Ritual saves me from my own thoughts. It’s Greek Orthodox Easter. The rituals of Easter are many and mostly to do with food. Ritual and it’s related foods offers the refuge from the surreal. During Holy Week one favourite food is octopus. I see a good large specimen at my regular fishmonger but decide to walk further down the street to see what another fishmonger has in stock. Right in front there’s a case full of smaller cephalopods. One glance reveals to me they are not the true octopus. Every fishmonger warns of buying the small ones with only one row of suckers on their short tentacles. ‘Don’t buy those!’ they warn. ‘They’re not as tasty and they take too much work to prepare. It’s not worth it.’
They’re called musk octopus and they’re 6€ a kilo. The big fellow up the street is 10€ a kilo. I already know that even though it’s almost double the price it will be five times as good so I turn my back on the musky ones and go back to buy the real one with long fat tentacles and double rows of suckers. It’s also the day of Lazarus. The Lazarinas can’t sing and dance
so Greek Facebook accounts are flooded with videos of past Saturdays of Lazarus. The Lazarinas are young women dressed in flower festooned traditional costumes to symbolise the double meaning, that of Spring, the rebirth of the Earth, and the rebirth of a man who had just died.

The Lazarinas fast in the lead up to their dance to be performed in the churchyards. My mother was a Lazarina when she was a girl. She said they could only break their fast for the duration of the pealing of the church bells before the call to come to church. She said the bell-ringers would draw out the chimes to last for many, many minutes to allow for extra mouthfuls of food.

On the way home to cook the octopus I passed one of the many greengrocers. The lady proprietor is named Margarita. She calls out to me, ‘How is your son?’
‘He is well!’ I surprise myself by repeating. It must still be reverberating in my heart. ‘He is well!’
She nods at me with a satisfied look on her face. ‘Of course he is. I prayed for him and I lit a candle for him.’
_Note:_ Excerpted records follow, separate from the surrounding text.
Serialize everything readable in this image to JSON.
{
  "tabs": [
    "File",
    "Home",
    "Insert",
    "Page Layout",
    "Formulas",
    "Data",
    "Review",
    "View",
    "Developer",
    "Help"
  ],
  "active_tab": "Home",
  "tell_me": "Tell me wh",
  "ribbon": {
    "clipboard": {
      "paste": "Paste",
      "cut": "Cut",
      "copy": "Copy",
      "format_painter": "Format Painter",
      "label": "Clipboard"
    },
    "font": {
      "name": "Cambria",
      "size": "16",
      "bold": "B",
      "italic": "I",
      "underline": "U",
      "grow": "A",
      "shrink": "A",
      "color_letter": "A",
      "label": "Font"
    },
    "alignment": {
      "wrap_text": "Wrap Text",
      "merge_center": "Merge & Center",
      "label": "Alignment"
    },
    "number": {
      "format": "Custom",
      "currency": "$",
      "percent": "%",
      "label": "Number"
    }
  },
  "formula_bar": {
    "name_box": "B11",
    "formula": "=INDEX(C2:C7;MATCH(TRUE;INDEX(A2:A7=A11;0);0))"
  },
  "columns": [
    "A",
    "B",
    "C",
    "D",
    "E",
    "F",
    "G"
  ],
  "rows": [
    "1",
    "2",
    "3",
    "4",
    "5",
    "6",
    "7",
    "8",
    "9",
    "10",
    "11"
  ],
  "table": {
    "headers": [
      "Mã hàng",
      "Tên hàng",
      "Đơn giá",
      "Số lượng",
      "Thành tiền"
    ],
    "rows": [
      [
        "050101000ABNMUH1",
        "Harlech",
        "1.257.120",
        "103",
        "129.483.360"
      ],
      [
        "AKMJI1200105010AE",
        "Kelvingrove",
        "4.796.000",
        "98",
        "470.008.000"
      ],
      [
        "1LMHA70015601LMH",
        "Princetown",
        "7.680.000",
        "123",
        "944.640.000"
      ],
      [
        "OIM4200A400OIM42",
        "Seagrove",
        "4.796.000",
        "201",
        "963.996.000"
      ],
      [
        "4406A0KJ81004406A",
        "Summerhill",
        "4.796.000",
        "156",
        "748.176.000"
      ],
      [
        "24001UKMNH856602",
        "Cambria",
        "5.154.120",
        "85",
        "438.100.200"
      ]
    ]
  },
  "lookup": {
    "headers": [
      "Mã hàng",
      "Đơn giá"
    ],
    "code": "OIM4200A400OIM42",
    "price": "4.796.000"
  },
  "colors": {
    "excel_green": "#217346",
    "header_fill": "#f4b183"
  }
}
I left her smiling allowing her to believe she held sole responsibility for his healing. My little outing was beneficial. Grecian sunshine is kissing my cheek, my son is well. I feel alive again.